Search for the word "true" in the entries. Each line that holds it should be copied.
────────
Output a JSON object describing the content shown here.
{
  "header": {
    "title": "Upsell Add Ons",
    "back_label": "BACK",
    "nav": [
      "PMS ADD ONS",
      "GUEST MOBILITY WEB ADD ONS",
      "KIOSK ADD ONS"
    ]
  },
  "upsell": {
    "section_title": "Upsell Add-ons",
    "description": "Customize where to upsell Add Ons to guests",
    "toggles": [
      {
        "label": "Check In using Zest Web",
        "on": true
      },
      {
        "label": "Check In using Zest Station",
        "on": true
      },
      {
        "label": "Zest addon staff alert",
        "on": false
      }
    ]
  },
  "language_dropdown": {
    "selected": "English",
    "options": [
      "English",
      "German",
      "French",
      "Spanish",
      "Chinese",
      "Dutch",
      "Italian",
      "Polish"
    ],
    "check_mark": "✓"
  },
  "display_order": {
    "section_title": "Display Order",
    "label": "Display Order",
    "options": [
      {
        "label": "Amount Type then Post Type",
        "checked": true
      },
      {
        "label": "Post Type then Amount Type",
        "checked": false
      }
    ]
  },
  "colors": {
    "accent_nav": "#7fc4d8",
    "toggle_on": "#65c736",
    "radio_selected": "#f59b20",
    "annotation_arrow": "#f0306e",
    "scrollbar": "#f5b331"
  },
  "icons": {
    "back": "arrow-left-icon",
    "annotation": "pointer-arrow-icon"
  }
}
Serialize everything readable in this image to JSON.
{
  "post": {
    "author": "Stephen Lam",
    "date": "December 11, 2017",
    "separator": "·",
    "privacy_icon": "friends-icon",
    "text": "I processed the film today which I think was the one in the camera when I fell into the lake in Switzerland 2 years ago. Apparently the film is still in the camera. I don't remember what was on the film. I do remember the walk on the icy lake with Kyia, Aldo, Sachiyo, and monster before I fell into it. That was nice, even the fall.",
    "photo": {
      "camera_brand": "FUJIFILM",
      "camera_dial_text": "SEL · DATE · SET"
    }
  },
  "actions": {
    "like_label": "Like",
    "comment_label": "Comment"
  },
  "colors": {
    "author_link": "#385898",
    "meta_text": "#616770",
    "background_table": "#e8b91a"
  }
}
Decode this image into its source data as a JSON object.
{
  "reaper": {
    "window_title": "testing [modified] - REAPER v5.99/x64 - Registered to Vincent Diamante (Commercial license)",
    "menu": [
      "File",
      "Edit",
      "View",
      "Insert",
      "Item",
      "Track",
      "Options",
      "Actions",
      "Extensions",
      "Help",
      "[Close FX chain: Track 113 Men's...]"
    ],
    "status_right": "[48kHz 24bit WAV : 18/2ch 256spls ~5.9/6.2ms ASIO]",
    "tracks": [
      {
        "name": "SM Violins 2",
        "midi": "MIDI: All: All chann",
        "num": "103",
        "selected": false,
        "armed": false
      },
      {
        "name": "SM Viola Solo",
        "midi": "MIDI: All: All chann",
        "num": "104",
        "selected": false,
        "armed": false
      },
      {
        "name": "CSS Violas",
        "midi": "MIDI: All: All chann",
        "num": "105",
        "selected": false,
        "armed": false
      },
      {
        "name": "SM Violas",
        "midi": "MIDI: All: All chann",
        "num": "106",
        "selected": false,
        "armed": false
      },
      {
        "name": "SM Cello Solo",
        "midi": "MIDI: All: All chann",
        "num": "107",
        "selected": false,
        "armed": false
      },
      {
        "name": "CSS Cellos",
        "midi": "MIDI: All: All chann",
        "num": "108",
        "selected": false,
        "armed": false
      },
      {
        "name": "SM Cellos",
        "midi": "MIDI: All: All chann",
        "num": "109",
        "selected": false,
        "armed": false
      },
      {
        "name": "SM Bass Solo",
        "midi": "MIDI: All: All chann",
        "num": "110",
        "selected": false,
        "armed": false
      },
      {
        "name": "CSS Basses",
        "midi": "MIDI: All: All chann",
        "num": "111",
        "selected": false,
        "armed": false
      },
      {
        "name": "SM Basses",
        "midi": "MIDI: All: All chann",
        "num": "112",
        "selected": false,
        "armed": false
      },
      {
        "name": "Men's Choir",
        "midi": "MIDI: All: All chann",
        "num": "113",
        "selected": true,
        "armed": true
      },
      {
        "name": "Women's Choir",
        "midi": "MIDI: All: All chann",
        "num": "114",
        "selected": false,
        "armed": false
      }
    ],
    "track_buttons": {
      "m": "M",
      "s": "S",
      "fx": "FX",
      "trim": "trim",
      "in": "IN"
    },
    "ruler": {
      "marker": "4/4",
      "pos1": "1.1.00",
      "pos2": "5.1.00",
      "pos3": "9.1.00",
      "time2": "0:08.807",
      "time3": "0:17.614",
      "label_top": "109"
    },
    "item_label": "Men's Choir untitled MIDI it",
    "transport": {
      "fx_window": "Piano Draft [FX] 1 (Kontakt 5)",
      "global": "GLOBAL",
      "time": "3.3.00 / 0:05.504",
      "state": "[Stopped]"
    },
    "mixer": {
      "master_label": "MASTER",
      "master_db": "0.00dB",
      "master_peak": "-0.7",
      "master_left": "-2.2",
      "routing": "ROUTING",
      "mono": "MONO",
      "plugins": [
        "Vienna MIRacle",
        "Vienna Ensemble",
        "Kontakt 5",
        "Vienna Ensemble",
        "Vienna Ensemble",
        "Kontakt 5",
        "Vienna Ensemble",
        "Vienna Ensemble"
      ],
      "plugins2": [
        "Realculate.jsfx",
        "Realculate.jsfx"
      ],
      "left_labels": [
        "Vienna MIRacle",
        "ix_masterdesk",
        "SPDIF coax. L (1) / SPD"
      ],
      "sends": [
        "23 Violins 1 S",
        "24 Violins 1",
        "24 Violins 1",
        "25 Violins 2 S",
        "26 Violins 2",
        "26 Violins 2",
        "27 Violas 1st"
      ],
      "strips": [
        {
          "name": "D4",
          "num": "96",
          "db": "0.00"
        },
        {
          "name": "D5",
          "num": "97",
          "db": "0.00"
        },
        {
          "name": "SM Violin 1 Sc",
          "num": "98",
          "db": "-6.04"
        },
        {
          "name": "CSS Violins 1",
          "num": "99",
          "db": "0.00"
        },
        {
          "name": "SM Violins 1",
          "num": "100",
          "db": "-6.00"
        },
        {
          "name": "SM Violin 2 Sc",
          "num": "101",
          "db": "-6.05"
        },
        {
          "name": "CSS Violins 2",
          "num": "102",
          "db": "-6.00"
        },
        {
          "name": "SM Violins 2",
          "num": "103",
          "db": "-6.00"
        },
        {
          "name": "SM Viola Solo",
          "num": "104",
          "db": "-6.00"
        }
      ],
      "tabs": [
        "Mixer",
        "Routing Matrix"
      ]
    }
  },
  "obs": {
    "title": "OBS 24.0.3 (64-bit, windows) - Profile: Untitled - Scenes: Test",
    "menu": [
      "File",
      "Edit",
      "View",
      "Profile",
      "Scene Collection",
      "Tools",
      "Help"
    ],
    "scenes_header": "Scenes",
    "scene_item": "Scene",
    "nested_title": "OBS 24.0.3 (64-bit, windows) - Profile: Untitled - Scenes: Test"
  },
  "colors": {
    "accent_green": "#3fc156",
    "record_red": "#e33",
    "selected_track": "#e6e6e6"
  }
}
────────
* [Written solution]:
        "on": true
        "on": true
        "checked": true
        "selected": true,
        "armed": true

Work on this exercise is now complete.